To use coconut aminos as a substitute, incorporate it in dishes in a 1:1 coconut aminos to soy sauce ratio. You can use it as you would use soy sauce in this Filipino adobo chicken and other dishes that require an umami taste. That includes using it as a table condiment for other dishes such as sushi, sashimi, and tempura.
Is Coconut Aminos a Healthy Alternative to Soy Sauce?
Is coconut aminos healthy? Coconut aminos do not contain many health benefits per se, save for sodium, which is an essential nutrient we need in small amounts. This condiment, however, has less sodium content compared to soy sauce.
If we take a closer look, one teaspoon of coconut aminos only has about 90 milligrams of sodium. Meanwhile, the traditional soy sauce has 280 milligrams in the same serving size. That said, if you’re trying to shave some sodium off your diet, using coconut aminos is a good way to lower salt consumption.
Aside from the low salt content, coconut aminos is also great for consumers with health and diet restrictions. Since it is made from fermented coconut sap, coconut aminos is free of common allergens like gluten, wheat, and soy — ultimately making it a healthier alternative for people with allergies and food sensitivities.
Tamari vs Soy Sauce vs Coconut Aminos
Besides coconut aminos, tamari is another good soy sauce alternative. But what is tamari, exactly? In the most basic sense, tamari is simply a sort of soy sauce with little to no roasted grains or wheat. It also has more soybeans than the original and traditional Chinese condiment which creates a bolder and fuller flavor.
Since it has more soybeans, tamari also has a stronger umami flavor with a less salty taste and a thicker consistency than soy sauce. Coupled with its thick consistency and a well-balanced flavor without the harsh bite of the traditional condiment, tamari is a good dipping sauce for classic salmon sushi.
Despite the differences, you can use tamari as a gluten-free alternative for soy sauce in a 1:1 ratio. But you can also add it in slow progression if you’re not sure how it will fare in your dish. We suggest starting with half and adding more depending on your preferences.
Liquid Aminos vs Coconut Aminos vs Tamari
On another note, let’s discuss the difference between liquid aminos vs soy sauce and coconut aminos. Despite the word “aminos” in their name, liquid aminos and coconut aminos are not the same. So what is it, exactly? True to its name, liquid aminos are made with the concentrated amino acids from soybeans.
Taste-wise, liquid aminos is closer to tamari. It has a less salty taste with a sweet and mild flavor profile than soy sauce. Its mild flavor profile makes it a great dipping sauce.

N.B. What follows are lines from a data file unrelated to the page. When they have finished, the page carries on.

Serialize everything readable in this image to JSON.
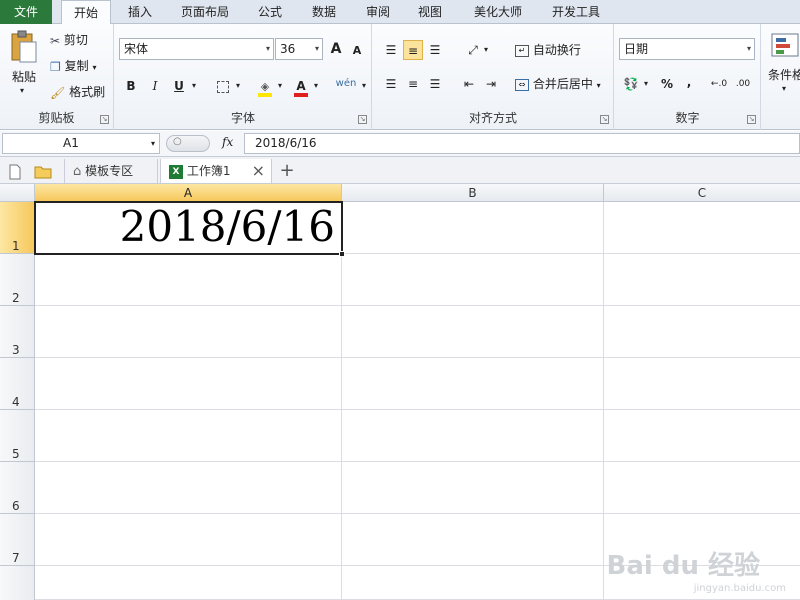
{
  "tabs": [
    {
      "label": "文件"
    },
    {
      "label": "开始"
    },
    {
      "label": "插入"
    },
    {
      "label": "页面布局"
    },
    {
      "label": "公式"
    },
    {
      "label": "数据"
    },
    {
      "label": "审阅"
    },
    {
      "label": "视图"
    },
    {
      "label": "美化大师"
    },
    {
      "label": "开发工具"
    }
  ],
  "clipboard": {
    "paste": "粘贴",
    "cut": "剪切",
    "copy": "复制",
    "format_painter": "格式刷",
    "group": "剪贴板"
  },
  "font": {
    "name": "宋体",
    "size": "36",
    "group": "字体",
    "bold": "B",
    "italic": "I",
    "underline": "U",
    "grow": "A",
    "shrink": "A",
    "pinyin": "wén"
  },
  "alignment": {
    "wrap": "自动换行",
    "merge": "合并后居中",
    "group": "对齐方式"
  },
  "number": {
    "format": "日期",
    "group": "数字",
    "percent": "%",
    "comma": ","
  },
  "styles": {
    "conditional": "条件格"
  },
  "formula_bar": {
    "cell_ref": "A1",
    "fx": "fx",
    "value": "2018/6/16"
  },
  "doc_tabs": {
    "template": "模板专区",
    "workbook": "工作簿1",
    "close": "×",
    "add": "+"
  },
  "grid": {
    "columns": [
      "A",
      "B",
      "C"
    ],
    "rows": [
      "1",
      "2",
      "3",
      "4",
      "5",
      "6",
      "7"
    ],
    "a1_value": "2018/6/16"
  },
  "watermark": {
    "brand": "Bai du 经验",
    "url": "jingyan.baidu.com"
  },
  "colors": {
    "file_tab": "#2b7a3c",
    "selection_header": "#f6c85c"
  }
}
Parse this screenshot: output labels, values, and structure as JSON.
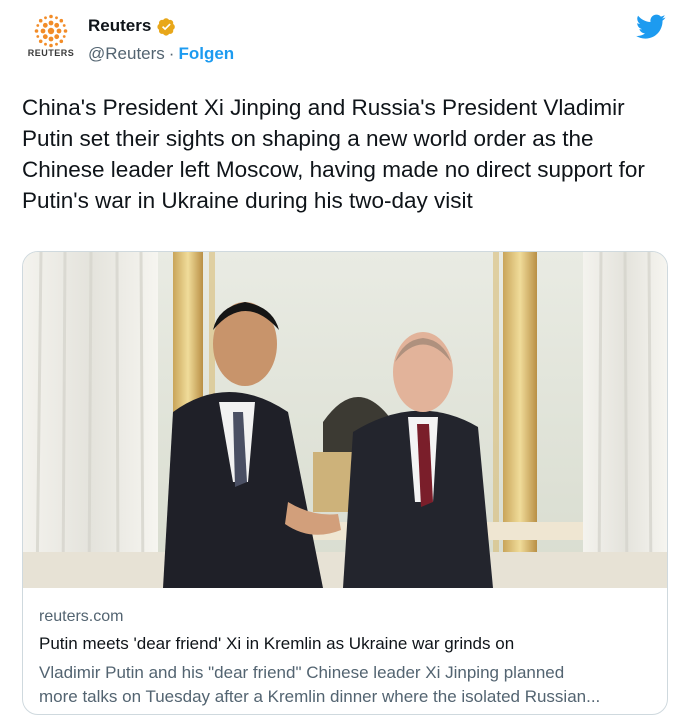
{
  "account": {
    "avatar_wordmark": "REUTERS",
    "display_name": "Reuters",
    "handle": "@Reuters",
    "separator": "·",
    "follow_label": "Folgen"
  },
  "tweet": {
    "text": "China's President Xi Jinping and Russia's President Vladimir Putin set their sights on shaping a new world order as the Chinese leader left Moscow, having made no direct support for Putin's war in Ukraine during his two-day visit"
  },
  "card": {
    "image_description": "Xi Jinping and Vladimir Putin shaking hands in the Kremlin",
    "domain": "reuters.com",
    "title": "Putin meets 'dear friend' Xi in Kremlin as Ukraine war grinds on",
    "description_line1": "Vladimir Putin and his \"dear friend\" Chinese leader Xi Jinping planned",
    "description_line2": "more talks on Tuesday after a Kremlin dinner where the isolated Russian..."
  },
  "colors": {
    "link": "#1d9bf0",
    "secondary_text": "#536471",
    "verified_badge": "#e8a71a",
    "brand_orange": "#f28c28"
  },
  "icons": [
    "reuters-logo-icon",
    "verified-badge-icon",
    "twitter-bird-icon"
  ]
}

Additionally, though both liquid aminos and tamari are great gluten-free substitutes, they contain soy which makes them unsuitable for those with soy allergens.
Coconut Aminos vs Soy Sauce: Which One Is Better?
Asian dishes require the signature umami and savory taste of soy sauce and coconut aminos. Besides a known gluten-free alternative, coconut aminos is a flavorful ingredient that is also a low-sodium alternative to the well-loved Chinese condiment: soy sauce.
Now, let’s answer the question of which is better, coconut aminos or soy sauce? The answer would depend on your diet and health restrictions. If you’re looking for a substitute that’s gluten-free or low in sodium, then try coconut aminos.
If you are looking for a more nuanced savory and umami taste without the hint of sweetness that coconut aminos has, you can stick to soy sauce. Although there is nothing wrong with using both if you don’t have health restrictions. This soy-free ingredient is just as tasty and savory as soy sauce!